March 8, 2019 — There is a very moving scene at the beginning of the novel (and the musical) Les Misérables where Jean Valjean — newly released from prison, having enjoyed the hospitality of a poor country bishop and having repaid that hospitality by robbing the poor man of all the “precious silver” for the celebration of mass — is caught by the gendarmes and brought back to the church. The bishop, knowing full well the guilt of Valjean, denies that the silver was stolen and in the presence of the officers hands Valjean two more silver candlesticks. This unconditional generosity transforms Valjean, who becomes an honest and successful businessman, and eventually the mayor of his town, though under a pseudonym, to protect himself from his past.
Many years later, Javert, a police inspector obsessed with Valjean’s capture, tracks him down to the little town where he has established himself. He mistakes another townsman for Valjean and has him arrested. Valjean is faced with a dilemma: shall he allow an innocent man to be jailed (and thus ensure his own freedom) or shall he reveal his true identity, risking the loss of all the good he has achieved over many years? It seems that the freedom God has granted him is threatened by the very goodness and honesty he has offered to God.
He chooses to save the life of the innocent and acknowledge his true identity. In that moment, he remembers who he really is, not just a good and honest man, but a redeemed criminal. When he claims his full identity as a beloved and healed sinner, his true and lasting liberation happens.
The Lenten readings and liturgies often draw our attention to this necessary act of memory:
- The traditional Ash Wednesday phrase “Remember you are dust,” which calls us to remember we are creatures and not God
- Moses’ instruction for the offering of the harvest (“A wandering Aramean was my father…”)
- the Transfiguration, where Jesus speaks with Moses and Elijah about the meaning of the history of Israel
- God’s naming of himself in the desert (“I am the God of your ancestors”)
- Jesus’ temptation in the desert, where he overcomes the enemy by remembering who he is before the Father
In these and in many other places, we are encouraged to remember God’s goodness to us, and in remembering this, to “come back to ourselves” like the Prodigal (gospel of the 4th Sunday of Lent). He remembers who he is, and remembering, finds the courage and the freedom to take the steps that lead him home.
There are many forces at work in our lives that would dictate to us who we are: economic forces, cultural and social influences, political ideologies, and so on. All of these forces keep us living on the surface of our lives, away from who we really are before God. This Lent, take the time to remember and savour who you really are in God’s eyes by remembering God’s goodness to you.
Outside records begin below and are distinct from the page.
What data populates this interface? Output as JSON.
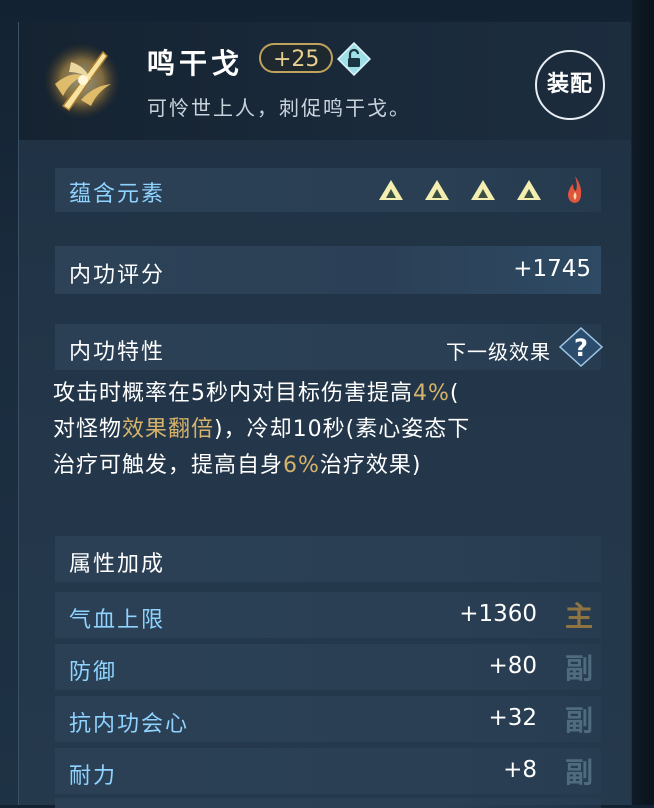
{
  "item": {
    "name": "鸣干戈",
    "level": "+25",
    "subtitle": "可怜世上人，刺促鸣干戈。",
    "equip_label": "装配"
  },
  "elements": {
    "label": "蕴含元素",
    "icons": [
      "triangle-element-icon",
      "triangle-element-icon",
      "triangle-element-icon",
      "triangle-element-icon",
      "flame-element-icon"
    ]
  },
  "score": {
    "label": "内功评分",
    "value": "+1745"
  },
  "trait": {
    "label": "内功特性",
    "next_level": "下一级效果",
    "desc_1": "攻击时概率在5秒内对目标伤害提高",
    "hl_1": "4%",
    "desc_2": "(",
    "desc_3": "对怪物",
    "hl_2": "效果翻倍",
    "desc_4": ")，冷却10秒(素心姿态下",
    "desc_5": "治疗可触发，提高自身",
    "hl_3": "6%",
    "desc_6": "治疗效果)"
  },
  "attributes": {
    "label": "属性加成",
    "stats": [
      {
        "name": "气血上限",
        "value": "+1360",
        "tag": "主"
      },
      {
        "name": "防御",
        "value": "+80",
        "tag": "副"
      },
      {
        "name": "抗内功会心",
        "value": "+32",
        "tag": "副"
      },
      {
        "name": "耐力",
        "value": "+8",
        "tag": "副"
      }
    ]
  },
  "colors": {
    "highlight": "#d6b26a",
    "stat_label": "#8fd3ff",
    "element_yellow": "#f4efb0",
    "element_fire": "#e0553e"
  }
}
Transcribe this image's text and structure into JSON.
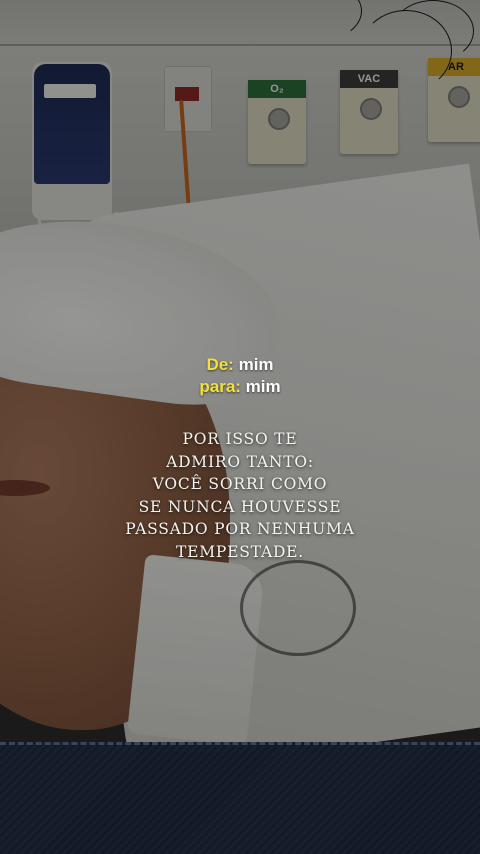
{
  "overlay": {
    "from_label": "De:",
    "from_value": "mim",
    "to_label": "para:",
    "to_value": "mim",
    "message_lines": [
      "POR ISSO TE",
      "ADMIRO TANTO:",
      "VOCÊ SORRI COMO",
      "SE NUNCA HOUVESSE",
      "PASSADO POR NENHUMA",
      "TEMPESTADE."
    ],
    "highlight_color": "#f3e03a"
  },
  "photo": {
    "outlet_labels": [
      "O₂",
      "VAC",
      "AR"
    ]
  }
}
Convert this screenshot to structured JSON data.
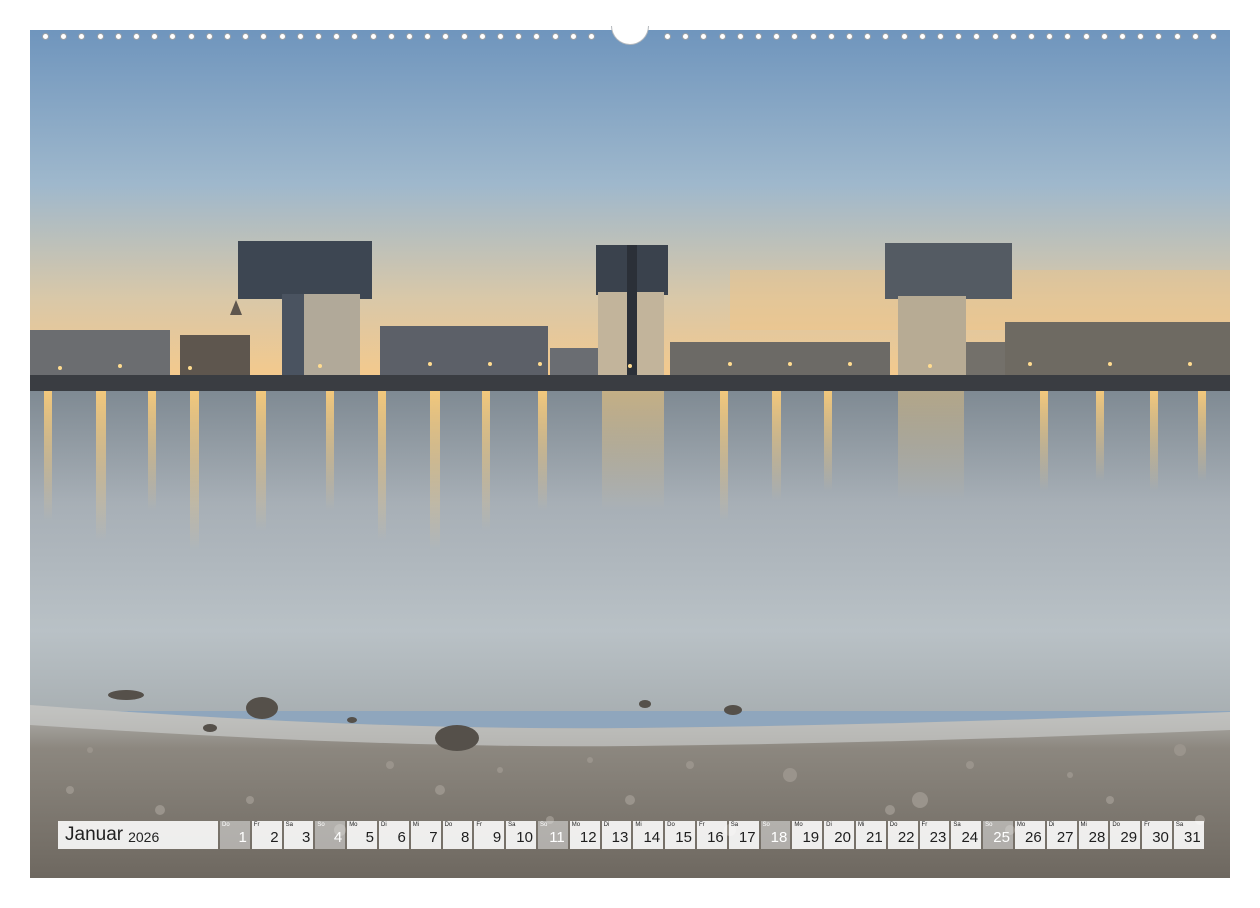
{
  "calendar": {
    "month": "Januar",
    "year": "2026",
    "days": [
      {
        "num": "1",
        "wd": "Do",
        "weekend": true
      },
      {
        "num": "2",
        "wd": "Fr",
        "weekend": false
      },
      {
        "num": "3",
        "wd": "Sa",
        "weekend": false
      },
      {
        "num": "4",
        "wd": "So",
        "weekend": true
      },
      {
        "num": "5",
        "wd": "Mo",
        "weekend": false
      },
      {
        "num": "6",
        "wd": "Di",
        "weekend": false
      },
      {
        "num": "7",
        "wd": "Mi",
        "weekend": false
      },
      {
        "num": "8",
        "wd": "Do",
        "weekend": false
      },
      {
        "num": "9",
        "wd": "Fr",
        "weekend": false
      },
      {
        "num": "10",
        "wd": "Sa",
        "weekend": false
      },
      {
        "num": "11",
        "wd": "So",
        "weekend": true
      },
      {
        "num": "12",
        "wd": "Mo",
        "weekend": false
      },
      {
        "num": "13",
        "wd": "Di",
        "weekend": false
      },
      {
        "num": "14",
        "wd": "Mi",
        "weekend": false
      },
      {
        "num": "15",
        "wd": "Do",
        "weekend": false
      },
      {
        "num": "16",
        "wd": "Fr",
        "weekend": false
      },
      {
        "num": "17",
        "wd": "Sa",
        "weekend": false
      },
      {
        "num": "18",
        "wd": "So",
        "weekend": true
      },
      {
        "num": "19",
        "wd": "Mo",
        "weekend": false
      },
      {
        "num": "20",
        "wd": "Di",
        "weekend": false
      },
      {
        "num": "21",
        "wd": "Mi",
        "weekend": false
      },
      {
        "num": "22",
        "wd": "Do",
        "weekend": false
      },
      {
        "num": "23",
        "wd": "Fr",
        "weekend": false
      },
      {
        "num": "24",
        "wd": "Sa",
        "weekend": false
      },
      {
        "num": "25",
        "wd": "So",
        "weekend": true
      },
      {
        "num": "26",
        "wd": "Mo",
        "weekend": false
      },
      {
        "num": "27",
        "wd": "Di",
        "weekend": false
      },
      {
        "num": "28",
        "wd": "Mi",
        "weekend": false
      },
      {
        "num": "29",
        "wd": "Do",
        "weekend": false
      },
      {
        "num": "30",
        "wd": "Fr",
        "weekend": false
      },
      {
        "num": "31",
        "wd": "Sa",
        "weekend": false
      }
    ]
  },
  "colors": {
    "sky_top": "#7a9ec3",
    "sky_horizon": "#f2c98a",
    "water": "#9aa8b5",
    "building": "#3c4450",
    "lights": "#ffd68a",
    "shore": "#8e8a84"
  }
}
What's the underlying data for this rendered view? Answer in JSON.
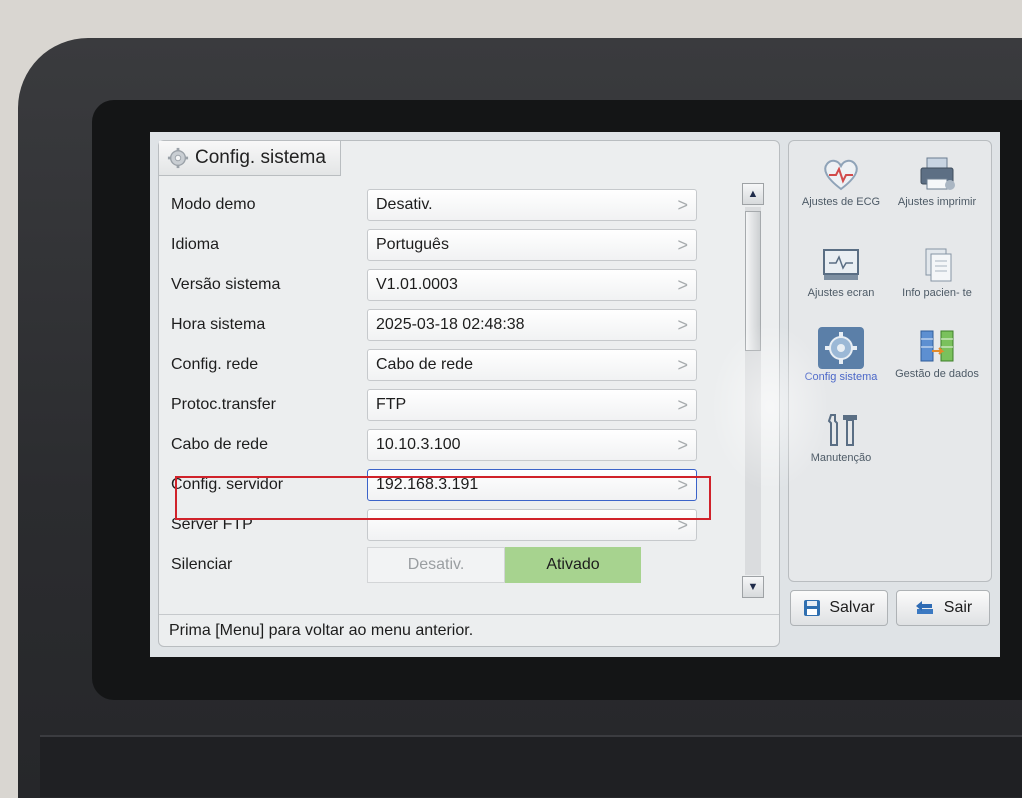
{
  "window": {
    "title": "Config. sistema"
  },
  "settings": {
    "rows": [
      {
        "label": "Modo demo",
        "value": "Desativ."
      },
      {
        "label": "Idioma",
        "value": "Português"
      },
      {
        "label": "Versão sistema",
        "value": "V1.01.0003"
      },
      {
        "label": "Hora sistema",
        "value": "2025-03-18 02:48:38"
      },
      {
        "label": "Config. rede",
        "value": "Cabo de rede"
      },
      {
        "label": "Protoc.transfer",
        "value": "FTP"
      },
      {
        "label": "Cabo de rede",
        "value": "10.10.3.100"
      },
      {
        "label": "Config. servidor",
        "value": "192.168.3.191"
      },
      {
        "label": "Server FTP",
        "value": ""
      }
    ],
    "silence": {
      "label": "Silenciar",
      "off_label": "Desativ.",
      "on_label": "Ativado",
      "selected": "Ativado"
    }
  },
  "status": {
    "message": "Prima [Menu] para voltar ao menu anterior."
  },
  "side_menu": {
    "items": [
      {
        "label": "Ajustes de ECG",
        "icon": "heart-ecg-icon"
      },
      {
        "label": "Ajustes imprimir",
        "icon": "printer-icon"
      },
      {
        "label": "Ajustes ecran",
        "icon": "monitor-icon"
      },
      {
        "label": "Info pacien- te",
        "icon": "document-icon"
      },
      {
        "label": "Config sistema",
        "icon": "gear-icon"
      },
      {
        "label": "Gestão de dados",
        "icon": "data-transfer-icon"
      },
      {
        "label": "Manutenção",
        "icon": "wrench-icon"
      }
    ],
    "active": "Config sistema"
  },
  "buttons": {
    "save_label": "Salvar",
    "exit_label": "Sair"
  },
  "colors": {
    "highlight": "#d0222a",
    "selected_border": "#3b63c9",
    "toggle_on": "#a7d38f",
    "active_menu": "#4a66c8"
  }
}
And then choose Lenten practices that will help you grow in your ability to express more faithfully this truer and deeper identity in everything you do.
– reprinted with permission of Novalis Publishing